updated 10:00 am EST, Fri November 7, 2008
Samsung Tops in US Phones
Samsung today surprised the cellphone business by claiming the lead in US phone sales for the summer based on a Strategy Analytics report [membership required]. The company edged out Motorola, the long-time holder of the position, by earning 22.4 percent of the American market versus US-native Motorola's 21.1 percent. LG followed close behind and now threatens to overtake either of the two leaders with 20.5 percent of sales following steady increases in recent months.
Smartphone manufacturers fill out the top five and show Apple continuing to trail Research in Motion in their core markets.

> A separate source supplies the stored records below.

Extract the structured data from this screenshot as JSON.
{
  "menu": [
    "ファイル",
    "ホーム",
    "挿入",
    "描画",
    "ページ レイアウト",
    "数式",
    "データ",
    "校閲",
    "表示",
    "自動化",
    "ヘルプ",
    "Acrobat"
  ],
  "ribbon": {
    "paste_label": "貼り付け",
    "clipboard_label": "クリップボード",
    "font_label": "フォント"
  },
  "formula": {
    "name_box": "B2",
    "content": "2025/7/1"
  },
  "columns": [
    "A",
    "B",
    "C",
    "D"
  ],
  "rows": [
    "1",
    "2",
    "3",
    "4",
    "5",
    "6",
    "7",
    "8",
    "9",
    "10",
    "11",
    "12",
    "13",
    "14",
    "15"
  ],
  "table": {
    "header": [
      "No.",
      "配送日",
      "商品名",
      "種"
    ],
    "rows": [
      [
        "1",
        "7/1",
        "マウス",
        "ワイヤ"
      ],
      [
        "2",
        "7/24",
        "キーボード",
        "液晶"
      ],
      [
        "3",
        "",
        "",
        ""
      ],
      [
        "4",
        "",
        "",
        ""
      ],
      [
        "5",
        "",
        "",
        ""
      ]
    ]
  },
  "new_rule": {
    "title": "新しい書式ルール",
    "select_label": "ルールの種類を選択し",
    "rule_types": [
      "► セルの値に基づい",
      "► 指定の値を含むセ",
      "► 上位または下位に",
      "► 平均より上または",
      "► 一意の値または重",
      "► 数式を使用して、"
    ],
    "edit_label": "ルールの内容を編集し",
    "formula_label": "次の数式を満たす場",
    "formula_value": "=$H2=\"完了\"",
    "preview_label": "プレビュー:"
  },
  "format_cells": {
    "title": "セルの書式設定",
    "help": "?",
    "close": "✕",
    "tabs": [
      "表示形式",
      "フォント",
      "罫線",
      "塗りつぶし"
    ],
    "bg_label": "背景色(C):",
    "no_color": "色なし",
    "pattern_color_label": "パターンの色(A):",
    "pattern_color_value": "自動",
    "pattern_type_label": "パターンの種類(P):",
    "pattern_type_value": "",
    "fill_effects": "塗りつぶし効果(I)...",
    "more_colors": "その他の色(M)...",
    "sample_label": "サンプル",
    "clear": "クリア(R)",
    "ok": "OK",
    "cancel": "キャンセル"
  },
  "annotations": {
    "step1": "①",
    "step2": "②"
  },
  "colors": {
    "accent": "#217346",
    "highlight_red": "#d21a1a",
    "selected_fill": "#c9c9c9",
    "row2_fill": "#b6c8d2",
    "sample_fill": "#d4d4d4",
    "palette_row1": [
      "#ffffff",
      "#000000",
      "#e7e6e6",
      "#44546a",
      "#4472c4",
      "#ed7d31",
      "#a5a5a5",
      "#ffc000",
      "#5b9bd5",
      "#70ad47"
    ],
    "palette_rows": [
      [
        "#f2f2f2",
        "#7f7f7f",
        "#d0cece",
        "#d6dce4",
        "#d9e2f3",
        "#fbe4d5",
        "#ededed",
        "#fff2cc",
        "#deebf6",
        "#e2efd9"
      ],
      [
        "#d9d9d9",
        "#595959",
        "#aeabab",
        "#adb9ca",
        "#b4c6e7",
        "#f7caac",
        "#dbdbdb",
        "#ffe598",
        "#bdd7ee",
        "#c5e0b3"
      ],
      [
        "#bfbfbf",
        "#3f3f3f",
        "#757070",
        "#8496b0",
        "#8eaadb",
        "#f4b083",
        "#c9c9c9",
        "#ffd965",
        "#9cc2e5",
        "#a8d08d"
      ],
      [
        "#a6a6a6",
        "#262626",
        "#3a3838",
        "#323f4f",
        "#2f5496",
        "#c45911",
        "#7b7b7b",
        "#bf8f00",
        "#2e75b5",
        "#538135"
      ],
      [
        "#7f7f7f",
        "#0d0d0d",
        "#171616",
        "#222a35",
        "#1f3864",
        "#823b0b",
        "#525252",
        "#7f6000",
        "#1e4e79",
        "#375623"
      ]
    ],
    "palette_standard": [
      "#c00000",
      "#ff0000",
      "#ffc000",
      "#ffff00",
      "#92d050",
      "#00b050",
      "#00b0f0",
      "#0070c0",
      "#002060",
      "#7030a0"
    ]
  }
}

While iPhones outshipped BlackBerries overall in the summer at 6.9 million phones versus 6.1 million, Apple accounted for just 5.7 percent of the US market while Research in Motion had nearly twice as much at 10.2 percent. The difference in performance is believed to stem from a much higher reliance on BlackBerries in business and better popularity in the US than in Europe or other countries, where companies like Nokia often have a much stronger presence.
Samsung's surge is attributed largely to the sheer diversity of its range, which varies from ultra-budget phones available for free to the BlackJack II, Instinct, and other phones that demand a premium.
Motorola's decline puts it at roughly half the share it once enjoyed with the RAZR and has long been said to have depended too heavily on the thin flip-phone for its success, at first banking on its design and $400 price tag but ultimately keeping the phone on the market for so long and in such ubiquitous levels that many carriers offer the phone for free with a contract. Few of its other devices have kept up, and the company now plans to focus on Android and Windows Mobile for the bulk of its phones over the course of the next year in an attempt to rekindle interest for its mid-range and high-end phones.